When revising something in your work, how do you know for sure when it’s truly time to stop?

I don’t know, but there is a point. I guess it’s when I read it again and again and consistently only find small line-editing changes. It’s kind of like popcorn popping. For a while, when you are in the throes of revising, there is pop after pop, but after a certain point, it slows down. But it might be temporary. I mean, I might have revised the thing all I can at that point in time, but in a few months, once I’ve, say, moved on to the next section and come back and re-read earlier stuff, the revision process starts all over again, from the beginning. As I said, it’s very time-consuming.

Do you feel that being a writer was a choice or a calling for you?

I’m not sure I’d characterize it as either. I never published any fiction until The Love Affairs of Nathaniel P. came out when I was 36. I didn’t get an MFA. I had no one telling me that I was talented, that I should write fiction. I wrestled with it all the time—wondering if I was fucking up my life by working a dumb job as an SAT tutor so I could write fiction that I had no idea if anyone would ever publish. What I’d say I had is a conviction that I had something to say, some insight into people and relationships and psychology and gender, that I didn’t see out there. It was more than a desire to write, but a deep-seated—although anxiety-provoking (because I often wondered if I was crazy/self-deluded for holding it, on so little evidence)—belief that I had something to say that ought to be heard. Is that a calling? I don’t know, the word ‘calling’ sounds a little mystical to me. But it was different from a mere desire to write because I loved novels or a feeling that I was “creative.”

BONUS ROUND FOR PURE PLEASURE: What book did you probably read too young and it therefore haunted you forever after?

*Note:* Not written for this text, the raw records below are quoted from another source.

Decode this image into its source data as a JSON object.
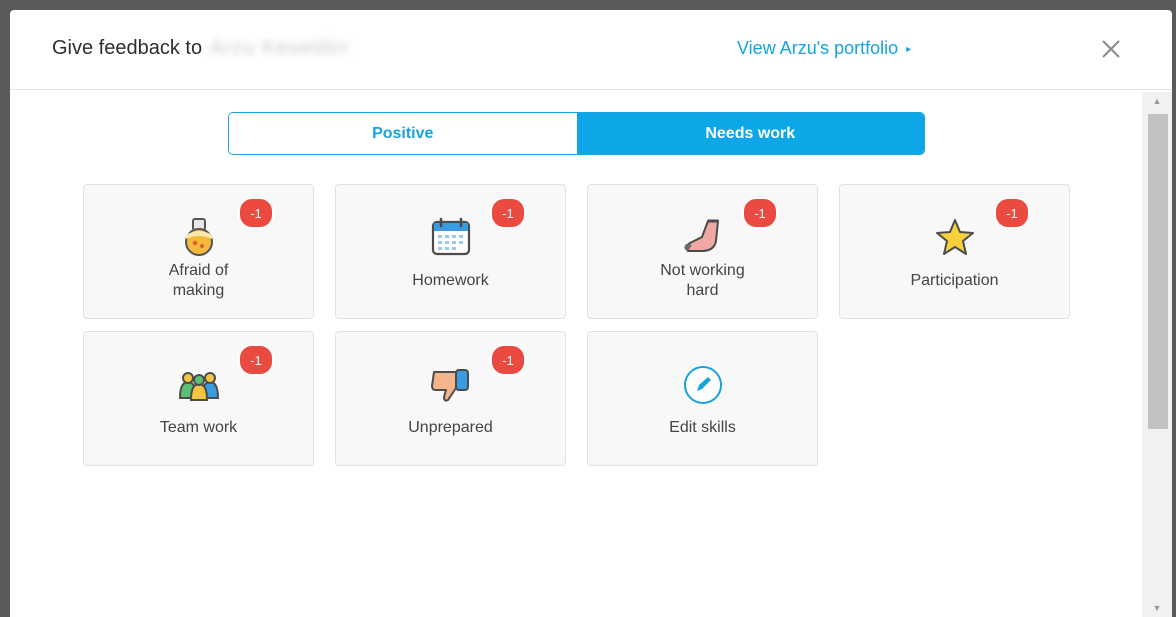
{
  "header": {
    "title": "Give feedback to",
    "student_name": "Arzu Keseldirr",
    "portfolio_link": "View Arzu's portfolio",
    "portfolio_arrow": "▸"
  },
  "tabs": {
    "positive": "Positive",
    "needs_work": "Needs work",
    "active": "needs_work"
  },
  "skills": [
    {
      "label_line1": "Afraid of",
      "label_line2": "making",
      "points": "-1",
      "icon": "flask-icon"
    },
    {
      "label_line1": "Homework",
      "points": "-1",
      "icon": "calendar-icon"
    },
    {
      "label_line1": "Not working",
      "label_line2": "hard",
      "points": "-1",
      "icon": "sock-foot-icon"
    },
    {
      "label_line1": "Participation",
      "points": "-1",
      "icon": "star-icon"
    },
    {
      "label_line1": "Team work",
      "points": "-1",
      "icon": "team-people-icon"
    },
    {
      "label_line1": "Unprepared",
      "points": "-1",
      "icon": "thumbs-down-icon"
    },
    {
      "label_line1": "Edit skills",
      "icon": "pencil-icon"
    }
  ],
  "colors": {
    "accent": "#17a3dd",
    "badge": "#ea4a3f"
  }
}
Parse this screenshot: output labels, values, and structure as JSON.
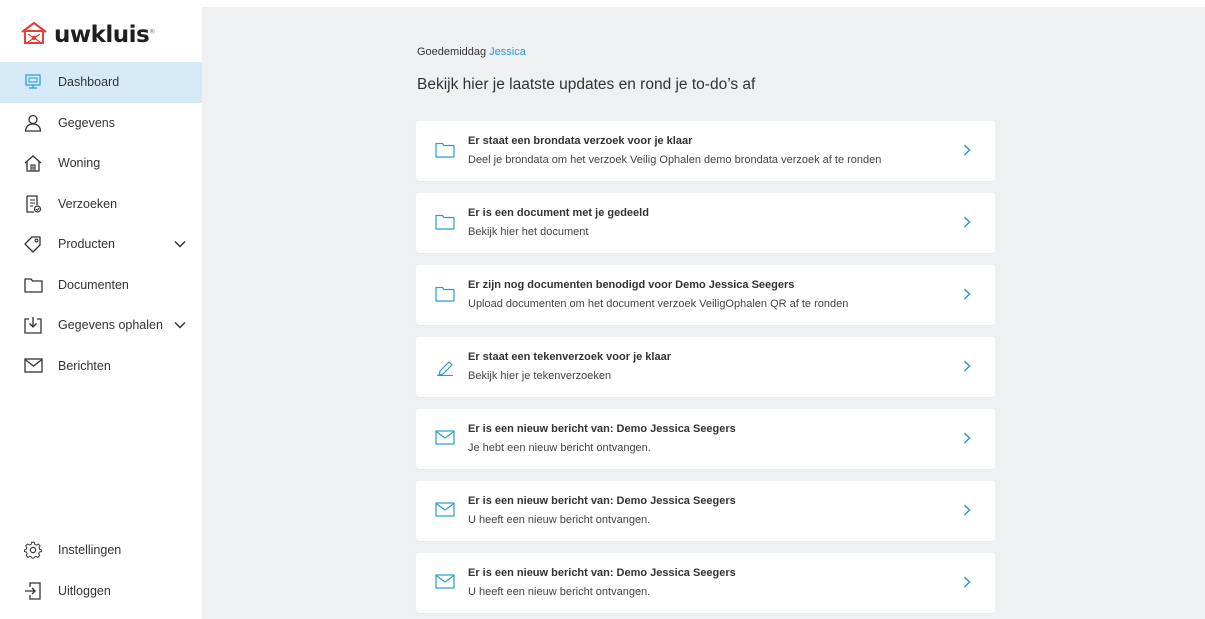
{
  "brand": {
    "name": "uwkluis",
    "mark": "®"
  },
  "colors": {
    "accent": "#2a9bd6",
    "active_bg": "#d6e9f6",
    "main_bg": "#eef0f2",
    "logo_red": "#e0413f"
  },
  "sidebar": {
    "items": [
      {
        "label": "Dashboard",
        "icon": "dashboard-icon",
        "active": true
      },
      {
        "label": "Gegevens",
        "icon": "user-icon"
      },
      {
        "label": "Woning",
        "icon": "house-icon"
      },
      {
        "label": "Verzoeken",
        "icon": "request-document-icon"
      },
      {
        "label": "Producten",
        "icon": "tag-icon",
        "expandable": true
      },
      {
        "label": "Documenten",
        "icon": "folder-icon"
      },
      {
        "label": "Gegevens ophalen",
        "icon": "download-tray-icon",
        "expandable": true
      },
      {
        "label": "Berichten",
        "icon": "envelope-icon"
      }
    ],
    "bottom": [
      {
        "label": "Instellingen",
        "icon": "gear-icon"
      },
      {
        "label": "Uitloggen",
        "icon": "logout-icon"
      }
    ]
  },
  "main": {
    "greeting_prefix": "Goedemiddag",
    "greeting_name": "Jessica",
    "headline": "Bekijk hier je laatste updates en rond je to-do’s af",
    "cards": [
      {
        "icon": "folder-icon",
        "title": "Er staat een brondata verzoek voor je klaar",
        "subtitle": "Deel je brondata om het verzoek Veilig Ophalen demo brondata verzoek af te ronden"
      },
      {
        "icon": "folder-icon",
        "title": "Er is een document met je gedeeld",
        "subtitle": "Bekijk hier het document"
      },
      {
        "icon": "folder-icon",
        "title": "Er zijn nog documenten benodigd voor Demo Jessica Seegers",
        "subtitle": "Upload documenten om het document verzoek VeiligOphalen QR af te ronden"
      },
      {
        "icon": "pencil-icon",
        "title": "Er staat een tekenverzoek voor je klaar",
        "subtitle": "Bekijk hier je tekenverzoeken"
      },
      {
        "icon": "envelope-icon",
        "title": "Er is een nieuw bericht van: Demo Jessica Seegers",
        "subtitle": "Je hebt een nieuw bericht ontvangen."
      },
      {
        "icon": "envelope-icon",
        "title": "Er is een nieuw bericht van: Demo Jessica Seegers",
        "subtitle": "U heeft een nieuw bericht ontvangen."
      },
      {
        "icon": "envelope-icon",
        "title": "Er is een nieuw bericht van: Demo Jessica Seegers",
        "subtitle": "U heeft een nieuw bericht ontvangen."
      }
    ]
  }
}
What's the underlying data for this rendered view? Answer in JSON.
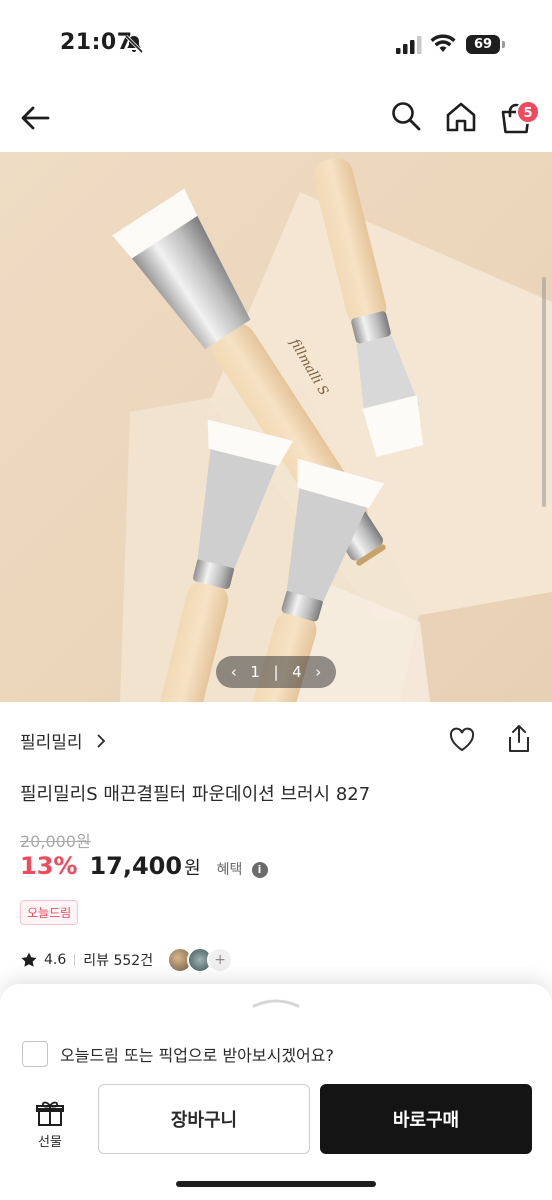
{
  "status_bar": {
    "time": "21:07",
    "battery": "69",
    "icons": [
      "bell-slash-icon",
      "signal-icon",
      "wifi-icon",
      "battery-icon"
    ]
  },
  "nav": {
    "cart_badge": "5",
    "icons": [
      "back-arrow-icon",
      "search-icon",
      "home-icon",
      "cart-icon"
    ]
  },
  "gallery": {
    "current": "1",
    "separator": "|",
    "total": "4",
    "brush_engraving": "fillmalli S"
  },
  "product": {
    "brand": "필리밀리",
    "title": "필리밀리S 매끈결필터 파운데이션 브러시 827",
    "original_price": "20,000원",
    "discount": "13%",
    "price": "17,400",
    "currency": "원",
    "benefit_label": "혜택",
    "tag": "오늘드림",
    "rating": "4.6",
    "review_label": "리뷰 552건",
    "avatar_more": "+"
  },
  "purchase_sheet": {
    "pickup_question": "오늘드림 또는 픽업으로 받아보시겠어요?",
    "pickup_checked": false,
    "gift_label": "선물",
    "cart_button": "장바구니",
    "buy_button": "바로구매"
  },
  "colors": {
    "accent": "#f04a5c",
    "buy_button": "#141414",
    "text": "#1e1e1e",
    "muted": "#a9a9a9"
  }
}
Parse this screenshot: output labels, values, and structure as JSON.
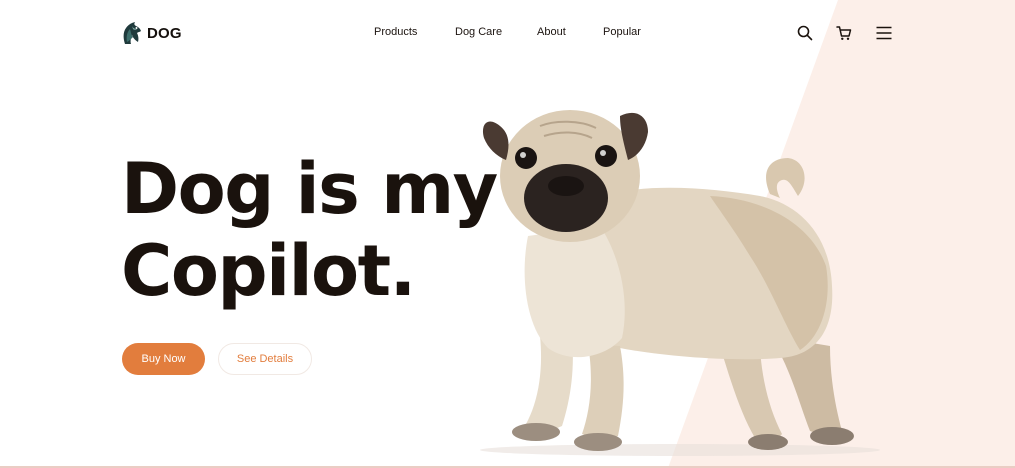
{
  "brand": {
    "name": "DOG"
  },
  "nav": {
    "links": [
      "Products",
      "Dog Care",
      "About",
      "Popular"
    ],
    "icons": [
      "search-icon",
      "cart-icon",
      "menu-icon"
    ]
  },
  "hero": {
    "title_line1": "Dog is my",
    "title_line2": "Copilot.",
    "primary_button": "Buy Now",
    "secondary_button": "See Details"
  },
  "colors": {
    "accent": "#e27d3d",
    "diagonal_bg": "#fcefe9",
    "text_dark": "#1a120d"
  }
}
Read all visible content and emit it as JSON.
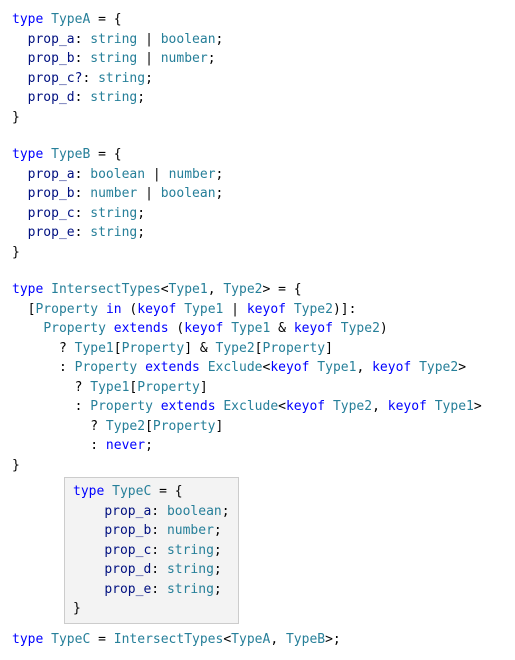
{
  "typeA": {
    "decl": "type",
    "name": "TypeA",
    "props": {
      "a": {
        "name": "prop_a",
        "type1": "string",
        "type2": "boolean"
      },
      "b": {
        "name": "prop_b",
        "type1": "string",
        "type2": "number"
      },
      "c": {
        "name": "prop_c?",
        "type1": "string"
      },
      "d": {
        "name": "prop_d",
        "type1": "string"
      }
    }
  },
  "typeB": {
    "decl": "type",
    "name": "TypeB",
    "props": {
      "a": {
        "name": "prop_a",
        "type1": "boolean",
        "type2": "number"
      },
      "b": {
        "name": "prop_b",
        "type1": "number",
        "type2": "boolean"
      },
      "c": {
        "name": "prop_c",
        "type1": "string"
      },
      "e": {
        "name": "prop_e",
        "type1": "string"
      }
    }
  },
  "intersect": {
    "decl": "type",
    "name": "IntersectTypes",
    "param1": "Type1",
    "param2": "Type2",
    "property": "Property",
    "in": "in",
    "keyof": "keyof",
    "extends": "extends",
    "exclude": "Exclude",
    "never": "never"
  },
  "tooltip": {
    "decl": "type",
    "name": "TypeC",
    "props": {
      "a": {
        "name": "prop_a",
        "type1": "boolean"
      },
      "b": {
        "name": "prop_b",
        "type1": "number"
      },
      "c": {
        "name": "prop_c",
        "type1": "string"
      },
      "d": {
        "name": "prop_d",
        "type1": "string"
      },
      "e": {
        "name": "prop_e",
        "type1": "string"
      }
    }
  },
  "typeC": {
    "decl": "type",
    "name": "TypeC",
    "ref": "IntersectTypes",
    "arg1": "TypeA",
    "arg2": "TypeB"
  }
}
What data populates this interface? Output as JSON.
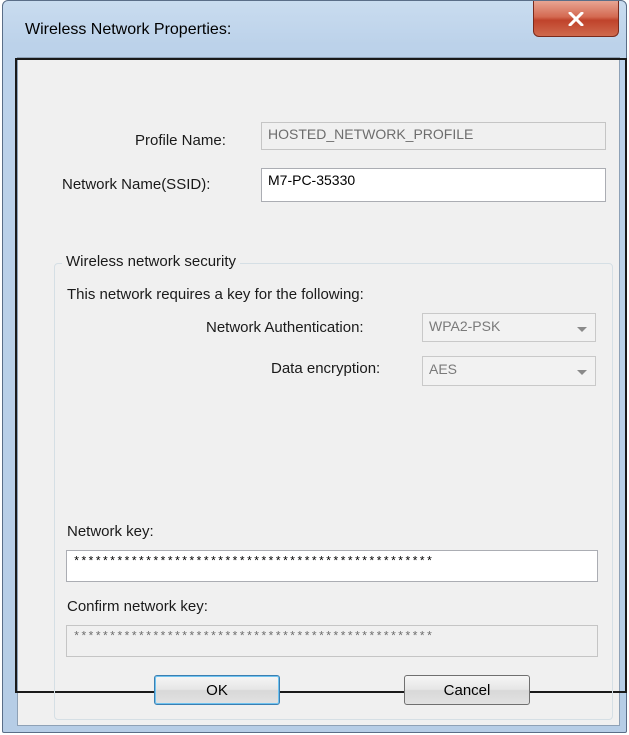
{
  "window": {
    "title": "Wireless Network Properties:"
  },
  "fields": {
    "profile_name_label": "Profile Name:",
    "profile_name_value": "HOSTED_NETWORK_PROFILE",
    "ssid_label": "Network Name(SSID):",
    "ssid_value": "M7-PC-35330"
  },
  "security": {
    "group_label": "Wireless network security",
    "requires_text": "This network requires a key for the following:",
    "auth_label": "Network Authentication:",
    "auth_value": "WPA2-PSK",
    "encryption_label": "Data encryption:",
    "encryption_value": "AES",
    "network_key_label": "Network key:",
    "network_key_value": "**************************************************",
    "confirm_key_label": "Confirm network key:",
    "confirm_key_value": "**************************************************"
  },
  "buttons": {
    "ok": "OK",
    "cancel": "Cancel"
  }
}
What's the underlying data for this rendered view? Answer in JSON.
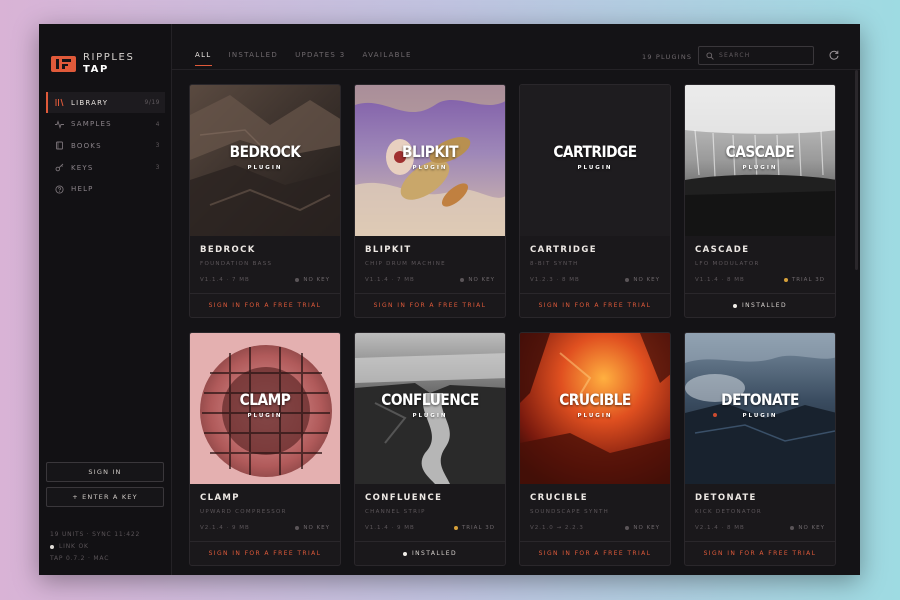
{
  "brand": {
    "line1": "RIPPLES",
    "line2": "TAP"
  },
  "sidebar": {
    "items": [
      {
        "label": "LIBRARY",
        "count": "9/19",
        "active": true,
        "icon": "library-icon"
      },
      {
        "label": "SAMPLES",
        "count": "4",
        "active": false,
        "icon": "waveform-icon"
      },
      {
        "label": "BOOKS",
        "count": "3",
        "active": false,
        "icon": "book-icon"
      },
      {
        "label": "KEYS",
        "count": "3",
        "active": false,
        "icon": "key-icon"
      },
      {
        "label": "HELP",
        "count": "",
        "active": false,
        "icon": "help-icon"
      }
    ],
    "sign_in_label": "SIGN IN",
    "enter_key_label": "+ ENTER A KEY",
    "footer": {
      "units": "19 UNITS · SYNC 11:422",
      "link": "LINK OK",
      "version": "TAP 0.7.2 · MAC"
    }
  },
  "topbar": {
    "tabs": [
      {
        "label": "ALL",
        "active": true
      },
      {
        "label": "INSTALLED",
        "active": false
      },
      {
        "label": "UPDATES 3",
        "active": false
      },
      {
        "label": "AVAILABLE",
        "active": false
      }
    ],
    "plugin_count": "19 PLUGINS",
    "search_placeholder": "SEARCH"
  },
  "colors": {
    "accent": "#e05a3a",
    "trial": "#d6a03a",
    "background": "#141316"
  },
  "plugins": [
    {
      "art_title": "BEDROCK",
      "art_sub": "PLUGIN",
      "name": "BEDROCK",
      "desc": "FOUNDATION BASS",
      "version": "V1.1.4 · 7 MB",
      "key": "NO KEY",
      "key_state": "none",
      "action": "SIGN IN FOR A FREE TRIAL",
      "installed": false
    },
    {
      "art_title": "BLIPKIT",
      "art_sub": "PLUGIN",
      "name": "BLIPKIT",
      "desc": "CHIP DRUM MACHINE",
      "version": "V1.1.4 · 7 MB",
      "key": "NO KEY",
      "key_state": "none",
      "action": "SIGN IN FOR A FREE TRIAL",
      "installed": false
    },
    {
      "art_title": "CARTRIDGE",
      "art_sub": "PLUGIN",
      "name": "CARTRIDGE",
      "desc": "8-BIT SYNTH",
      "version": "V1.2.3 · 8 MB",
      "key": "NO KEY",
      "key_state": "none",
      "action": "SIGN IN FOR A FREE TRIAL",
      "installed": false
    },
    {
      "art_title": "CASCADE",
      "art_sub": "PLUGIN",
      "name": "CASCADE",
      "desc": "LFO MODULATOR",
      "version": "V1.1.4 · 8 MB",
      "key": "TRIAL 3D",
      "key_state": "trial",
      "action": "INSTALLED",
      "installed": true
    },
    {
      "art_title": "CLAMP",
      "art_sub": "PLUGIN",
      "name": "CLAMP",
      "desc": "UPWARD COMPRESSOR",
      "version": "V2.1.4 · 9 MB",
      "key": "NO KEY",
      "key_state": "none",
      "action": "SIGN IN FOR A FREE TRIAL",
      "installed": false
    },
    {
      "art_title": "CONFLUENCE",
      "art_sub": "PLUGIN",
      "name": "CONFLUENCE",
      "desc": "CHANNEL STRIP",
      "version": "V1.1.4 · 9 MB",
      "key": "TRIAL 3D",
      "key_state": "trial",
      "action": "INSTALLED",
      "installed": true
    },
    {
      "art_title": "CRUCIBLE",
      "art_sub": "PLUGIN",
      "name": "CRUCIBLE",
      "desc": "SOUNDSCAPE SYNTH",
      "version": "V2.1.0 → 2.2.3",
      "key": "NO KEY",
      "key_state": "none",
      "action": "SIGN IN FOR A FREE TRIAL",
      "installed": false
    },
    {
      "art_title": "DETONATE",
      "art_sub": "PLUGIN",
      "name": "DETONATE",
      "desc": "KICK DETONATOR",
      "version": "V2.1.4 · 8 MB",
      "key": "NO KEY",
      "key_state": "none",
      "action": "SIGN IN FOR A FREE TRIAL",
      "installed": false
    }
  ]
}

I’m not sure I relate to this. The books I read when I was too young left little impression. I am a huge devotee of 19th century British fiction—Austen, Charlotte Bronte, George Eliot, in particular. I read Jane Eyre when I was a sophomore in college and thought it was fine, nothing special—a good story, but old-fashioned. I was surely too young and immature to appreciate what was right in front of me. Several years later I would be able to see what a brilliant, searing book it is, but at 19, I read it in too condescending a manner; I was too knowing and obtuse. All I absorbed was the surface story. I missed the moral and psychological depth.